You may, therefore, “include” yourself in any kind of association, band, batch, bevy, bunch, camp, category, circle, class, clique, clump, cluster, company, couple, congregation, faction, formation, gang, gathering, organization, pack, party, posse, set or troop, but remember that, in a remote past, you have had to add this evanescent void class to actually gather together the innumerable features you are composed of (most of them still to come, then), and that each of them lacks this void class that only you are capable of adding in. Remember, too, that the French poet Charles Baudelaire considered that two rights were missing in the French Declaration of Human Rights and the Citizen: the right to contradict, and the right to go away.
The author thanks Dr. Michael S. Garfinkle for his editing assistance.

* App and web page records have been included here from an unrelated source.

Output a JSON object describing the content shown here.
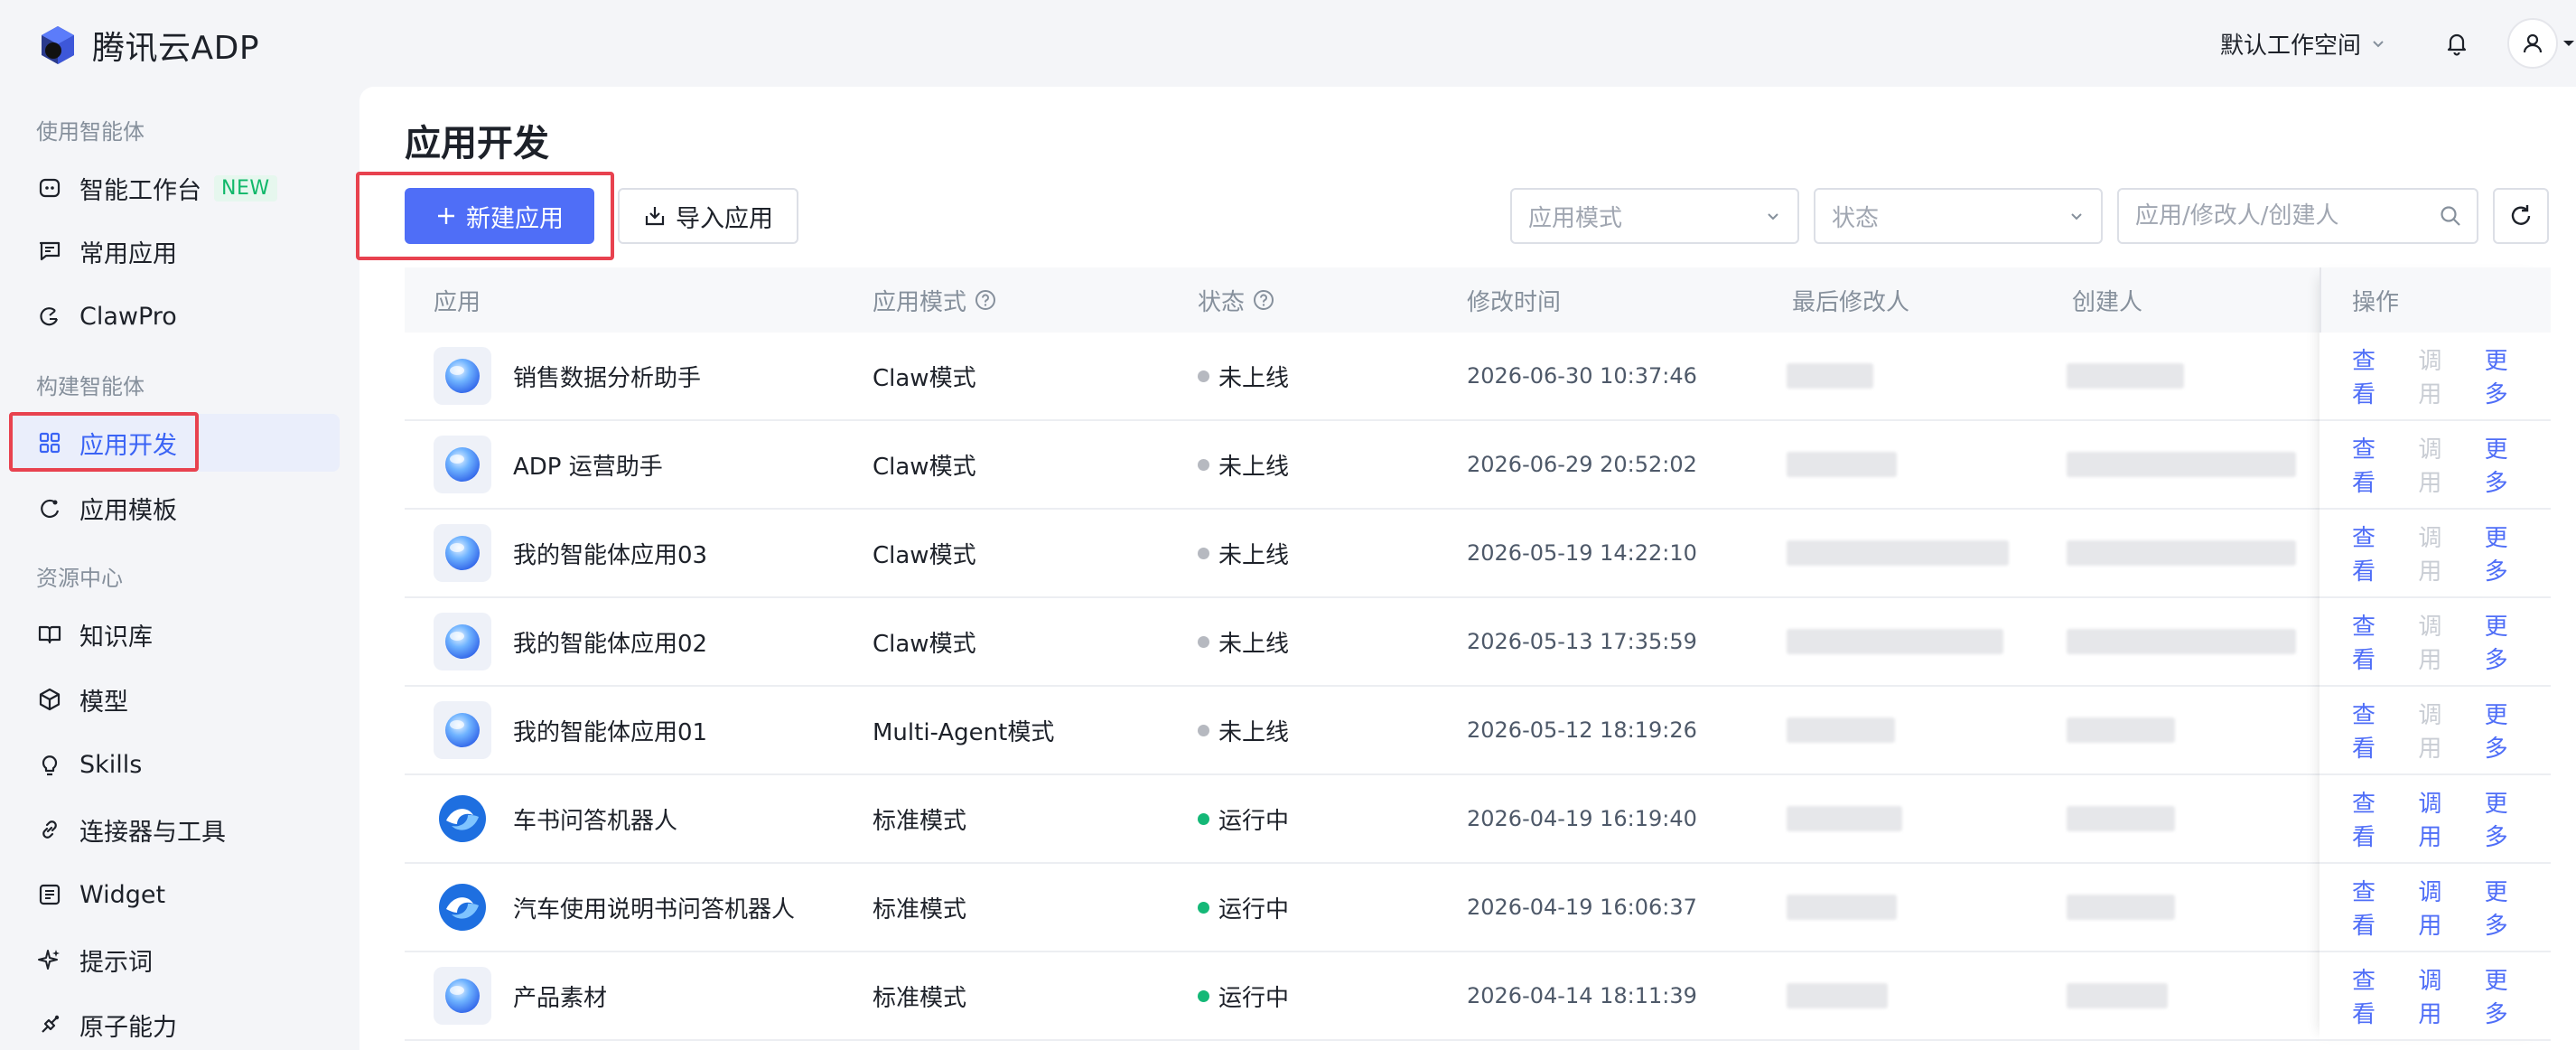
{
  "brand": {
    "name": "腾讯云ADP"
  },
  "header": {
    "workspace": "默认工作空间"
  },
  "sidebar": {
    "groups": [
      "使用智能体",
      "构建智能体",
      "资源中心"
    ],
    "items": [
      {
        "label": "智能工作台",
        "badge": "NEW",
        "icon": "robot-icon"
      },
      {
        "label": "常用应用",
        "icon": "message-square-icon"
      },
      {
        "label": "ClawPro",
        "icon": "claw-icon"
      },
      {
        "label": "应用开发",
        "icon": "grid-icon",
        "active": true
      },
      {
        "label": "应用模板",
        "icon": "template-icon"
      },
      {
        "label": "知识库",
        "icon": "book-icon"
      },
      {
        "label": "模型",
        "icon": "cube-icon"
      },
      {
        "label": "Skills",
        "icon": "lightbulb-icon"
      },
      {
        "label": "连接器与工具",
        "icon": "link-icon"
      },
      {
        "label": "Widget",
        "icon": "widget-icon"
      },
      {
        "label": "提示词",
        "icon": "sparkle-icon"
      },
      {
        "label": "原子能力",
        "icon": "atom-icon"
      }
    ]
  },
  "main": {
    "title": "应用开发",
    "new_button": "新建应用",
    "import_button": "导入应用",
    "filter_mode_placeholder": "应用模式",
    "filter_status_placeholder": "状态",
    "search_placeholder": "应用/修改人/创建人"
  },
  "table": {
    "columns": [
      "应用",
      "应用模式",
      "状态",
      "修改时间",
      "最后修改人",
      "创建人",
      "操作"
    ],
    "ops": {
      "view": "查看",
      "debug": "调用",
      "more": "更多"
    },
    "rows": [
      {
        "name": "销售数据分析助手",
        "mode": "Claw模式",
        "status": "未上线",
        "time": "2026-06-30 10:37:46",
        "online": false,
        "icon": "sphere"
      },
      {
        "name": "ADP 运营助手",
        "mode": "Claw模式",
        "status": "未上线",
        "time": "2026-06-29 20:52:02",
        "online": false,
        "icon": "sphere"
      },
      {
        "name": "我的智能体应用03",
        "mode": "Claw模式",
        "status": "未上线",
        "time": "2026-05-19 14:22:10",
        "online": false,
        "icon": "sphere"
      },
      {
        "name": "我的智能体应用02",
        "mode": "Claw模式",
        "status": "未上线",
        "time": "2026-05-13 17:35:59",
        "online": false,
        "icon": "sphere"
      },
      {
        "name": "我的智能体应用01",
        "mode": "Multi-Agent模式",
        "status": "未上线",
        "time": "2026-05-12 18:19:26",
        "online": false,
        "icon": "sphere"
      },
      {
        "name": "车书问答机器人",
        "mode": "标准模式",
        "status": "运行中",
        "time": "2026-04-19 16:19:40",
        "online": true,
        "icon": "wave"
      },
      {
        "name": "汽车使用说明书问答机器人",
        "mode": "标准模式",
        "status": "运行中",
        "time": "2026-04-19 16:06:37",
        "online": true,
        "icon": "wave"
      },
      {
        "name": "产品素材",
        "mode": "标准模式",
        "status": "运行中",
        "time": "2026-04-14 18:11:39",
        "online": true,
        "icon": "sphere"
      }
    ]
  },
  "colors": {
    "primary": "#4f6ef7",
    "highlight": "#e8424f",
    "online": "#14b877",
    "offline": "#b6b9c0"
  }
}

 More about that in David Lewis, Parts of Classes. Cambridge, MA, Basil Blackwell, 1991, p. 29.
 If I say that lava is around 1300°F and 2000°F, I describe a physical quality referred to a physical scale, that talks about the velocity of molecules, and so on. If I add “it is very hot,” I refer then to living beings, who cannot stand such temperatures. “Hot” is a “second quality”; “2000°F” is a “primary quality.”
 Fink translates this as “the contour of his stature,” which is too much; the “stature” in question is not, for the time being, “his.” It is very close to becoming so, but not yet, only just after the imaginary identification.
 Another strange word here, and Lacan uses many different words in this short text to mean what stands in font of the mirror: “the human child,” “a nursling,” “the subject” (many times), “the little man at the stage infans,” “the I.”
 Of course, not for us, who see the mirror image as a physical phenomenon long before the “subject” notices it.
 Years ago, in his book Scientific Imagination: Case Studies (1978), Gerald Holton showed splendidly that, in the history of physics, the idea about what comes first in physical reality – chaos or order – was nothing but a prejudice he called a “themata,” without any consequence to the research itself, but founding different families of thought among scientists. We are caught in the same problem here.
 In December 1962, twelve years after the text of the mirror stage Écrits, written in 1949, after a previous text given in 1936 at the IPA Congress in Marienbad.
 This lack of reflexivity is a fundamental property of the Lacanian subject, but of the object (a) as well – a very strange property for any object.
Lacan, J. (1949). Écrits. Tr. by B. Fink, H. Fink & R. Grigg. New York: W. W. Norton & Company, 2006, pp. 76, 78.
Lacan, J. (1949). Écrits. [in French]. Paris: Seuil, 1966, pp. 94-95, 97.
Peirce, C.S. (1974). Principles of philosophy. In Collected Papers. Volume 1, eds. C. Hartshorne & P. Weiss. Cambridge, MA: Harvard University Press, p. 183.
Address correspondence to:
Guy Le Gaufey
Guy Le Gaufey was a member of the École Freudienne de Paris until its dissolution in 1980. In 1981, he and four friends and colleagues created the Lacanian review Littoral (31 issues till 1989). Mr. Le Gaufey co-founded the École Lacanienne de psychanalyse in 1985. Since 1973, he has authored many papers and books, almost all of which are available at http://www.legaufey.fr